Method 1: Push the browned beef to one side of the pan. Tilt the pan so the oil pools to one side (and the beef stays on the other). Using a spoon, scoop the grease into a bowl, or a paper towel-lined plate. The grease will harden as it cools and you can safely dispose of the fat in the trash.
Method 2: Place a colander inside of a large bowl or pan. Dump the ground beef into the colander and let the grease drain into the pan. Once the fat hardens, it can be scooped up and discarded in the trash. See an example in this tutorial from LaurenGreutman.com.
Food Safety Tips
- Ground beef should never come to room temperature, even when defrosting.
- You will know for certain when ground beef is done when it reaches an internal temperature of 160 degrees F. The color of cooked beef alone doesn’t necessarily mean that it’s reached the correct internal temperature.

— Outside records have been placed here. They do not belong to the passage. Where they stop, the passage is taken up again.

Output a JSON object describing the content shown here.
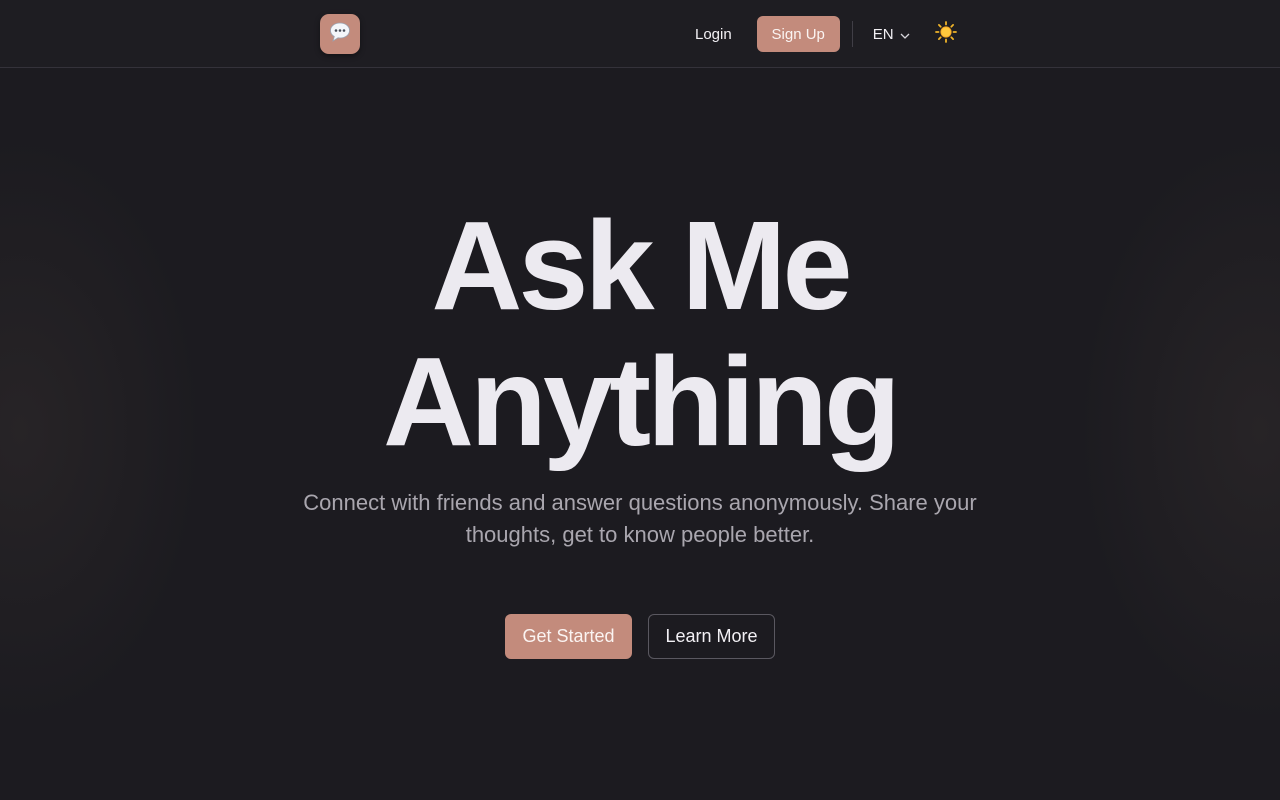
{
  "nav": {
    "logo_icon": "speech-bubble-icon",
    "login_label": "Login",
    "signup_label": "Sign Up",
    "language": "EN",
    "theme_icon": "sun-icon"
  },
  "hero": {
    "title_line1": "Ask Me",
    "title_line2": "Anything",
    "subtitle": "Connect with friends and answer questions anonymously. Share your thoughts, get to know people better.",
    "primary_cta": "Get Started",
    "secondary_cta": "Learn More"
  },
  "colors": {
    "background": "#1c1b20",
    "accent": "#c38b7c",
    "text": "#eceaf0",
    "muted_text": "#a9a6ae"
  }
}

- Never partially cook hamburger, refrigerate it, and finish cooking it later. If bacteria were present, it would not be completely destroyed since it wasn’t fully cooked before it was refrigerated.
- According to FoodSafety.gov, the safest temperature for a refrigerator is 40 degrees F and for a freezer it is 0 degrees F.
- Not sure if your meat has gone bad? If it feels slimy, has a bad smell, or looks gray, it's time to throw it away.
Ground Beef Casserole Recipes
Now that you've learned all there is know about beef, try some of our favorite ground beef casserole recipes!
For our complete collection of ground beef casseroles, check out100+ Easy Ground Beef Casserole Recipes